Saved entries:

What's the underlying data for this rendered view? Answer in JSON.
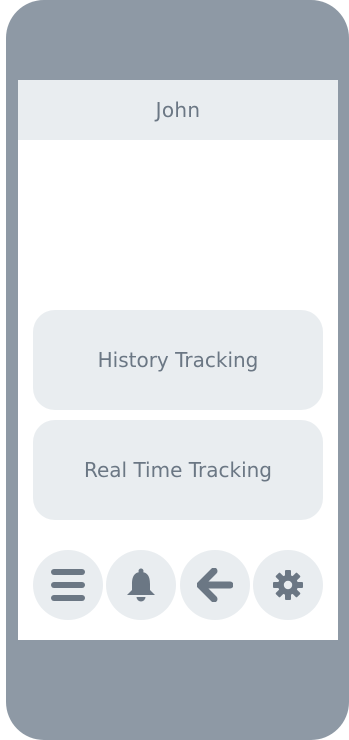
{
  "header": {
    "title": "John"
  },
  "main": {
    "buttons": [
      {
        "label": "History Tracking"
      },
      {
        "label": "Real Time Tracking"
      }
    ]
  },
  "nav": {
    "items": [
      {
        "icon": "menu-icon"
      },
      {
        "icon": "bell-icon"
      },
      {
        "icon": "arrow-left-icon"
      },
      {
        "icon": "gear-icon"
      }
    ]
  },
  "colors": {
    "frame": "#8e99a5",
    "surface": "#e9edf0",
    "icon": "#6b7784",
    "text": "#6b7784"
  }
}
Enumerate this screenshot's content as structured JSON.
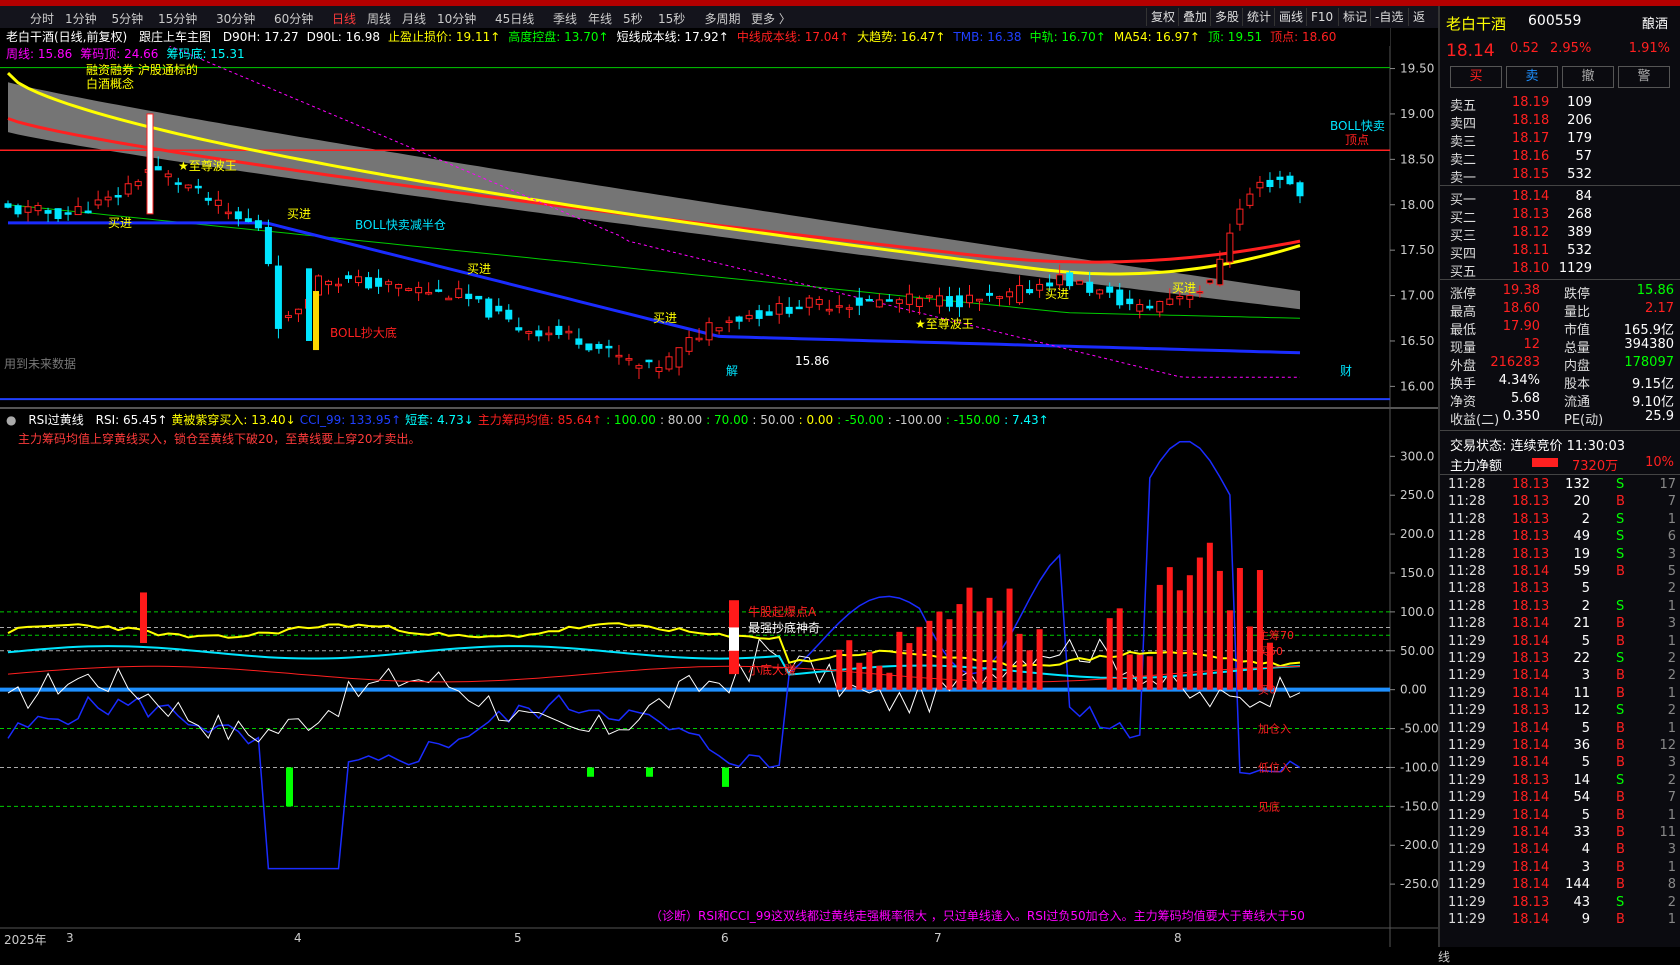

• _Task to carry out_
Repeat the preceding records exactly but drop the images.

• _Written response_
What's the underlying data for this rendered view? Answer in JSON.
{
  "header": {
    "title": "John"
  },
  "main": {
    "buttons": [
      {
        "label": "History Tracking"
      },
      {
        "label": "Real Time Tracking"
      }
    ]
  },
  "nav": {
    "items": [
      {
        "icon": "menu-icon"
      },
      {
        "icon": "bell-icon"
      },
      {
        "icon": "arrow-left-icon"
      },
      {
        "icon": "gear-icon"
      }
    ]
  },
  "colors": {
    "frame": "#8e99a5",
    "surface": "#e9edf0",
    "icon": "#6b7784",
    "text": "#6b7784"
  }
}
Enumerate this screenshot's content as structured JSON.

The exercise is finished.